--- RECORDS FOR PROCESSING ---

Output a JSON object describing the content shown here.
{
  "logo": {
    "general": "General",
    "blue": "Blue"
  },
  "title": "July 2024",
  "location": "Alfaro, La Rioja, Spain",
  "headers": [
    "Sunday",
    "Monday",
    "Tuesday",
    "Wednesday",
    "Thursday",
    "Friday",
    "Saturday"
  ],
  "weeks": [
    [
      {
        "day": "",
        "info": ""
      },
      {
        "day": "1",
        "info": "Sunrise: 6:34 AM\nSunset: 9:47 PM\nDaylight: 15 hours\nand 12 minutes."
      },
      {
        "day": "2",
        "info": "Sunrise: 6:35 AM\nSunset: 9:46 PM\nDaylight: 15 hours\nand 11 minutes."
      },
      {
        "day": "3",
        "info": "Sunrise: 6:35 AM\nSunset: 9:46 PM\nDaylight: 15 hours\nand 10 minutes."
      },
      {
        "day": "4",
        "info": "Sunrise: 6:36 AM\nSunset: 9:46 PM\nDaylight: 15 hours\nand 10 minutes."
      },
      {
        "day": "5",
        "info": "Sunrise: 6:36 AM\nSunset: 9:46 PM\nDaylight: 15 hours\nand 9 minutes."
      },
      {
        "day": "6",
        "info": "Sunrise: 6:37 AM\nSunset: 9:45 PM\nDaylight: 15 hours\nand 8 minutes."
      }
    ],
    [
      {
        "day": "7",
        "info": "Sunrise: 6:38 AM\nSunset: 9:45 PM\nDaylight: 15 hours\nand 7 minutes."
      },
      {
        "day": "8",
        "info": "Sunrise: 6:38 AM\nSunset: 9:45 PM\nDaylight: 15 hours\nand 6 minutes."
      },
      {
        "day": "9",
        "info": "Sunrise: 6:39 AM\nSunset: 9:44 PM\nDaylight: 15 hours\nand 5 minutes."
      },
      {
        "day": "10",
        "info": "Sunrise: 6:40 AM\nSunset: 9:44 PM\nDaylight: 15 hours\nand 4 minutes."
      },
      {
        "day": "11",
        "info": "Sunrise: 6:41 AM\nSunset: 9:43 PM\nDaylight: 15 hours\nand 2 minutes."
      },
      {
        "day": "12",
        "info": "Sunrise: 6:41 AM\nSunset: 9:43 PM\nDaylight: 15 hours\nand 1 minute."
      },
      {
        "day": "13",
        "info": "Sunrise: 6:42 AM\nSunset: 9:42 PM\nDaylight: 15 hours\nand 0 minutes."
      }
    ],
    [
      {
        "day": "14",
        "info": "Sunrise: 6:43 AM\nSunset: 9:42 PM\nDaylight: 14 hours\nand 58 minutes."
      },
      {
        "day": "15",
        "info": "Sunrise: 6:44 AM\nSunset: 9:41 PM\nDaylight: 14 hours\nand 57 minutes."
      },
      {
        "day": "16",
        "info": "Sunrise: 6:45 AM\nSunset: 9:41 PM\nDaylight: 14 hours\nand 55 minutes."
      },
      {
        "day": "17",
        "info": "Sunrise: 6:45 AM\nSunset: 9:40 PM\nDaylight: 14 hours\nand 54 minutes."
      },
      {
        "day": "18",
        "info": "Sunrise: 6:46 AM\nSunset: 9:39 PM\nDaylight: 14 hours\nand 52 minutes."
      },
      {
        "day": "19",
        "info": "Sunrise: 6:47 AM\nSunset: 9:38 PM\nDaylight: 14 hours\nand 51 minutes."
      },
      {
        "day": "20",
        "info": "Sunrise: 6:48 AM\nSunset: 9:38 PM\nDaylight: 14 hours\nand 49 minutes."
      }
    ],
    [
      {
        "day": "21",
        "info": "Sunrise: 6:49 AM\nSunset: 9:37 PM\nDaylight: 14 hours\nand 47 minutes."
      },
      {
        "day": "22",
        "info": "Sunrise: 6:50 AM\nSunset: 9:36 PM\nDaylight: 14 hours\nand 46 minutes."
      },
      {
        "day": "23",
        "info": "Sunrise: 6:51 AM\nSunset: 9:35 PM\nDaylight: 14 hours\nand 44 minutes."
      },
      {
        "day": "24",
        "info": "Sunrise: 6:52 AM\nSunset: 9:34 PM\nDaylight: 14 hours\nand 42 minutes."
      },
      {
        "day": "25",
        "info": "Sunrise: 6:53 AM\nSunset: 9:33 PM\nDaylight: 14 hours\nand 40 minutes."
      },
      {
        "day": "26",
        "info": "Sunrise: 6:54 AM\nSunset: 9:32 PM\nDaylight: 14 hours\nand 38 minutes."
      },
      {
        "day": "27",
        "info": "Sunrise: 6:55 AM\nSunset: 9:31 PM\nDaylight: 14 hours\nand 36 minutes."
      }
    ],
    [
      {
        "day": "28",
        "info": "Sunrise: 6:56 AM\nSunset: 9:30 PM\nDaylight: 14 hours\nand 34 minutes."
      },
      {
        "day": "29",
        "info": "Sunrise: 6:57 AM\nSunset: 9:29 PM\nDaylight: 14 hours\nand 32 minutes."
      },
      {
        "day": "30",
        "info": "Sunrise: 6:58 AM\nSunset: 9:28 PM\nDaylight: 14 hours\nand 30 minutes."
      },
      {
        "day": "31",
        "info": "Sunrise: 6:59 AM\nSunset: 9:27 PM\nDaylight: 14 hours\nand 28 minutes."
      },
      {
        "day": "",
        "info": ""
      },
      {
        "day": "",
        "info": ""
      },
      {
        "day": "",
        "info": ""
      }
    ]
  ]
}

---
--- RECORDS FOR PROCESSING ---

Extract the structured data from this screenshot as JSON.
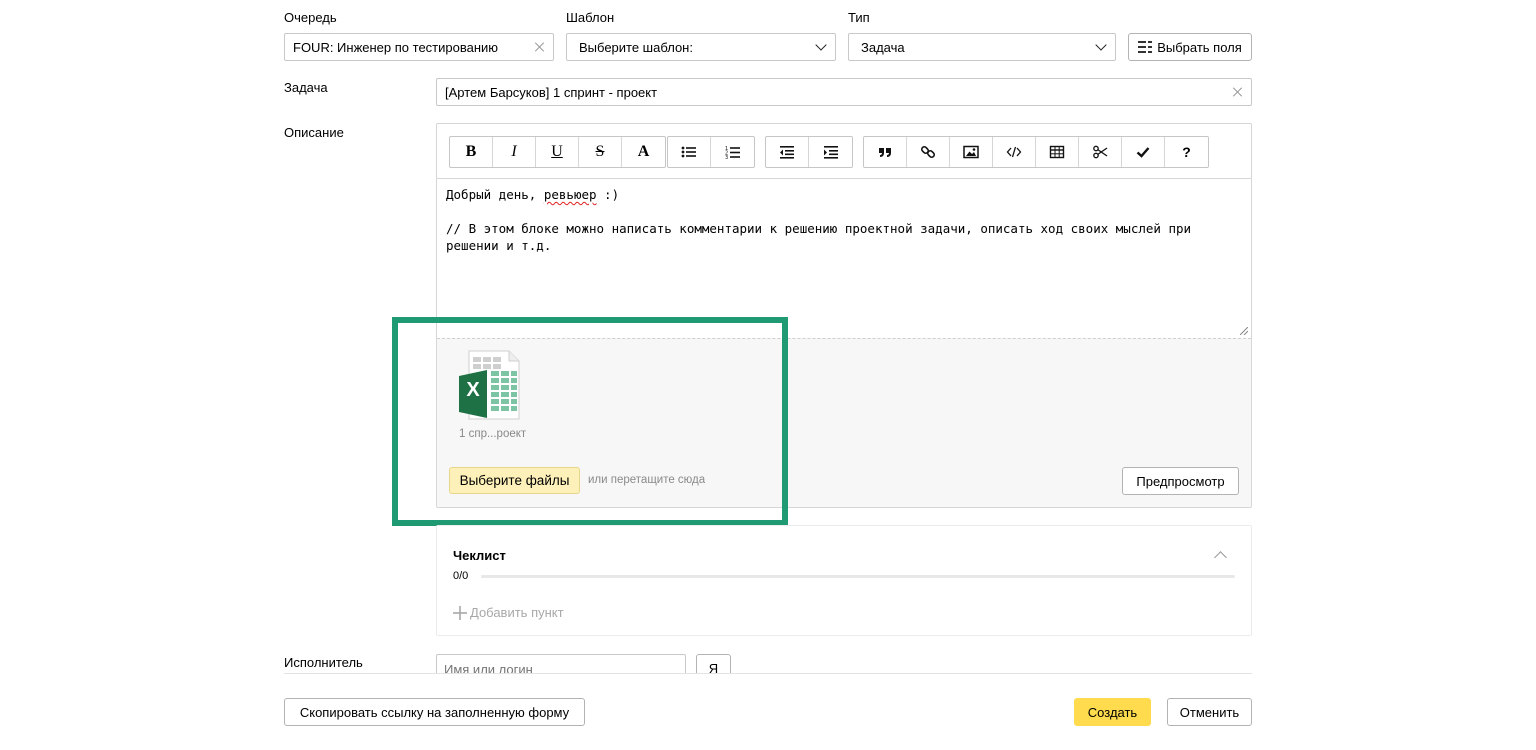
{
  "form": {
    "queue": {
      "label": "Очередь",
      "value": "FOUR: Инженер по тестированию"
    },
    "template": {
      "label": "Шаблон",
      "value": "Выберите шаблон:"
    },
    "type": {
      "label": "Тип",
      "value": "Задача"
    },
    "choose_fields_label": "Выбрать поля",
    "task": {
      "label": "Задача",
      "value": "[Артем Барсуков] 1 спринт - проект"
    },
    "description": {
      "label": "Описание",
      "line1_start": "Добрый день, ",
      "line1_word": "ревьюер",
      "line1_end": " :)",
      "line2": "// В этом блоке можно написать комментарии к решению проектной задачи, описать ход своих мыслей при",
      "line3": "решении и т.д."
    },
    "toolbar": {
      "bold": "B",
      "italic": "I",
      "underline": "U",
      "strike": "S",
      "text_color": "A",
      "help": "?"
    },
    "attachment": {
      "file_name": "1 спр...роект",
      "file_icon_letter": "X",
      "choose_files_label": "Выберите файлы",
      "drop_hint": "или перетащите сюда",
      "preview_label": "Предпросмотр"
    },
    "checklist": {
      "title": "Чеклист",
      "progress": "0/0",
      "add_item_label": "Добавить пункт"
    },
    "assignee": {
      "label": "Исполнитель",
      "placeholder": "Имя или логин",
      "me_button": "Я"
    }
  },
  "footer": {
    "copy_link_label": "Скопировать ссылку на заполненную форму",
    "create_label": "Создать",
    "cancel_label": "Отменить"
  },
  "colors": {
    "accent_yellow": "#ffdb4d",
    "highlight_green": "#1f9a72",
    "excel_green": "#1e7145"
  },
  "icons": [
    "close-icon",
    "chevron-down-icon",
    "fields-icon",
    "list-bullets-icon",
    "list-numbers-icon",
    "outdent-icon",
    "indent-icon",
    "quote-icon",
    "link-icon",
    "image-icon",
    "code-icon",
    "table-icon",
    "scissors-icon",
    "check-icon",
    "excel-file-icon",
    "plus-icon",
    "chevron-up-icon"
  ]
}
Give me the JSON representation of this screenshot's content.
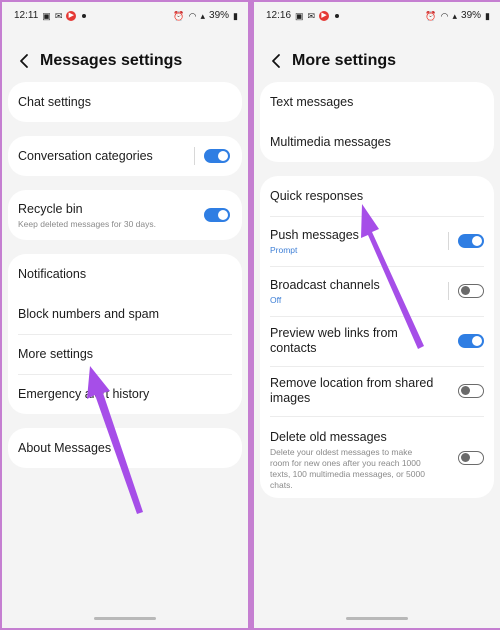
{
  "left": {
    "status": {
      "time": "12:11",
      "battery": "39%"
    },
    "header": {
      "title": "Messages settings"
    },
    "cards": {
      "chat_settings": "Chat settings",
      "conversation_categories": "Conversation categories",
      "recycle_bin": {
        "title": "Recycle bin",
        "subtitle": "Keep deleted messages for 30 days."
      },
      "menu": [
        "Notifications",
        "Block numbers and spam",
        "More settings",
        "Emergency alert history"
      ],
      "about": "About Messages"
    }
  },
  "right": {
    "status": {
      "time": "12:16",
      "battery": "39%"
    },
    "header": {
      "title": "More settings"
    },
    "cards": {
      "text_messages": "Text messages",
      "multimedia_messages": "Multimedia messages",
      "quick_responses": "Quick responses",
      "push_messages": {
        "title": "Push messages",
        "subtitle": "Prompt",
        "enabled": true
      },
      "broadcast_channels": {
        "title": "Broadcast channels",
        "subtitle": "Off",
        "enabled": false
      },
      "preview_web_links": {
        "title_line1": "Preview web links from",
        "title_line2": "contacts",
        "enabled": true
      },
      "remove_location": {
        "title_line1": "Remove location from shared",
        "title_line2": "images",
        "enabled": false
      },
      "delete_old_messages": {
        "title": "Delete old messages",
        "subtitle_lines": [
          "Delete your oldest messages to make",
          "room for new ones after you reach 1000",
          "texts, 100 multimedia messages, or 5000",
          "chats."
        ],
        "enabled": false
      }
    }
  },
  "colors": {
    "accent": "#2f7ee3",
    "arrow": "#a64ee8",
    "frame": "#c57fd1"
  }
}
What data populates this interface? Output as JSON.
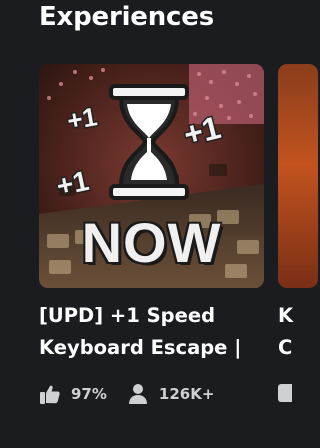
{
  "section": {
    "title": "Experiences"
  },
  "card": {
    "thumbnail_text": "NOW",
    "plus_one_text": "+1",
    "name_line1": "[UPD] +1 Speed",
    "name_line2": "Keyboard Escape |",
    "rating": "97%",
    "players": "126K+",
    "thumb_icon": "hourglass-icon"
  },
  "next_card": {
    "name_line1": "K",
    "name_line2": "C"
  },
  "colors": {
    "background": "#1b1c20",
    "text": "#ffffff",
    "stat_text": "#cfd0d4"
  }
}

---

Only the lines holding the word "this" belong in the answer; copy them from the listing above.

* FINISHED EXERCISE *
Extract the structured data from this screenshot as JSON.
Give me the JSON representation of this screenshot's content.
What data populates this interface? Output as JSON.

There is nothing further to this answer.